This study investigates how stakeholders throughout the state of California view the potential impacts of ridehailing services such as Uber or Lyft, to transportation systems, and how to address such impacts. Ridehailing is one of several emerging shared use mobility alternatives, poised to impact transportation systems, for better or worse. For better if these new services catalyze the development and maturation of well-integrated multi-model transportation systems that serve all travelers and reduce vehicle miles travelled (VMT) and transportation emissions. For worse if these new services serve merely as a less expensive taxi, allowing more people to forego alternative modes of transportation like public transit and biking, thereby leading to increases in VMT and emissions and worsening congestion impacts. The high degree of uncertainty surrounding the impacts of these services presents challenges to stakeholders involved in transportation planning and policymaking. How transportation stakeholders view the potential positive and negative impacts of ridehailing and what to do about them is an open question, and one that warrants investigation as these services become more popular and their impacts begin to be understood.
Through interviews, the researchers investigated the viewpoints of 42 transportation stakeholders throughout the state of California. The found that the diversity of interviewees is reflected in the sentiments they have about ridehailing, what issues are important and potential obstacles to achieving positive outcomes. Nonetheless, interviewees agree that regulations should balance local control with state level guidance.
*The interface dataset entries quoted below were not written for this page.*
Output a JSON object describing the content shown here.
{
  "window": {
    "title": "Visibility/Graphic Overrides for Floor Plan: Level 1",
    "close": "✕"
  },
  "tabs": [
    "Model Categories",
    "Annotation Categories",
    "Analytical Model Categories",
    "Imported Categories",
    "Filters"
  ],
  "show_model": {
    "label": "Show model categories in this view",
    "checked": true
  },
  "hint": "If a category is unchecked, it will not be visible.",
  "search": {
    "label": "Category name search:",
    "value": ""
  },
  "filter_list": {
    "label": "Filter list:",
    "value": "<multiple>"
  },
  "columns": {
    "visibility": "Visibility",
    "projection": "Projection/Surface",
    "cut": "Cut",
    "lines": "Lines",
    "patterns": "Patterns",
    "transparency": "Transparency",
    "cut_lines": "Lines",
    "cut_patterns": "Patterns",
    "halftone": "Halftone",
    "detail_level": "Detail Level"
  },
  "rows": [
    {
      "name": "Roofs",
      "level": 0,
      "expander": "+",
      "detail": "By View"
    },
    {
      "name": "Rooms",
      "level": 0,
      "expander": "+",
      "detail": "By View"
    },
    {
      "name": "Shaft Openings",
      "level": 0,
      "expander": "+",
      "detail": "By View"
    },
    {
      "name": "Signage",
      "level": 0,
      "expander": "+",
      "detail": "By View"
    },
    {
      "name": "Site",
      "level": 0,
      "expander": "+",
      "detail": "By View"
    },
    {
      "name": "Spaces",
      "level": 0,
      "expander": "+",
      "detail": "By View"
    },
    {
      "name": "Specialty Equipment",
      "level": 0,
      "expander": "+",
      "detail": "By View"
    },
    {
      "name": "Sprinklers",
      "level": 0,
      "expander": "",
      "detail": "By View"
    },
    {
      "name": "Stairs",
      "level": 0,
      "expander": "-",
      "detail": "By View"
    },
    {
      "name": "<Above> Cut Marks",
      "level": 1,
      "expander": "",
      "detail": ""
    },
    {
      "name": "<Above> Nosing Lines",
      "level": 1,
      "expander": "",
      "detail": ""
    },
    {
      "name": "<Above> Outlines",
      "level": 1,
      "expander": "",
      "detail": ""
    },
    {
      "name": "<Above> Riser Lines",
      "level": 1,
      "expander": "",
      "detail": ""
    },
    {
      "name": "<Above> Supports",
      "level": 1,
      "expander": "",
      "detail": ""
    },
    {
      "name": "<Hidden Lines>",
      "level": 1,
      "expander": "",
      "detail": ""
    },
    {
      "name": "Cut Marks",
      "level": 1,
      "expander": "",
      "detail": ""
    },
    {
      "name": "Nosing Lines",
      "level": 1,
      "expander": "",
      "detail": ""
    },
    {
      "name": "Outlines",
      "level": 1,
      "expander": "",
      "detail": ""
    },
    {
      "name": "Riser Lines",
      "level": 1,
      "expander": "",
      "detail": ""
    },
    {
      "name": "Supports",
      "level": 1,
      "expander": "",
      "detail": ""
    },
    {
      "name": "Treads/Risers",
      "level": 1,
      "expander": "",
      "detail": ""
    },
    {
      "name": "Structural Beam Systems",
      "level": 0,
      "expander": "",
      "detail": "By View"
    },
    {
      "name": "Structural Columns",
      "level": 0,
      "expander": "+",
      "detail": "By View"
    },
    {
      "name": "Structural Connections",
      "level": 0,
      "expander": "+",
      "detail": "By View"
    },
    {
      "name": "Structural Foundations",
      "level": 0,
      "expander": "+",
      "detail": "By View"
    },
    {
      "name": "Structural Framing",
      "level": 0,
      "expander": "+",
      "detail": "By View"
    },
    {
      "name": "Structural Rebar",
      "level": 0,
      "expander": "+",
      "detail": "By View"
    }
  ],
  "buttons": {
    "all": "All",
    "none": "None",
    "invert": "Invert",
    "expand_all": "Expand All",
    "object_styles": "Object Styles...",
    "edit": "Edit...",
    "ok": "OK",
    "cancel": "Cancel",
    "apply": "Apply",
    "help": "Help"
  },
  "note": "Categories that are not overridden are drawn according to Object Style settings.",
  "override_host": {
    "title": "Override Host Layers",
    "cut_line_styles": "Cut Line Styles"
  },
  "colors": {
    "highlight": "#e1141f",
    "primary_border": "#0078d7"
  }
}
This dataset consists of a portion of interview data collected in January through March of 2018; for each interviewee discussions related to perspectives on uncertainty have been identified and included in this dataset. This data was collected through semi-structured interviews by phone with 42 stakeholders involved in transportation planning or policy from state, regional and local agencies as well as public interest groups or non-profits. Each interview was recorded and transcribed, and then the content was coded using a confirmatory method.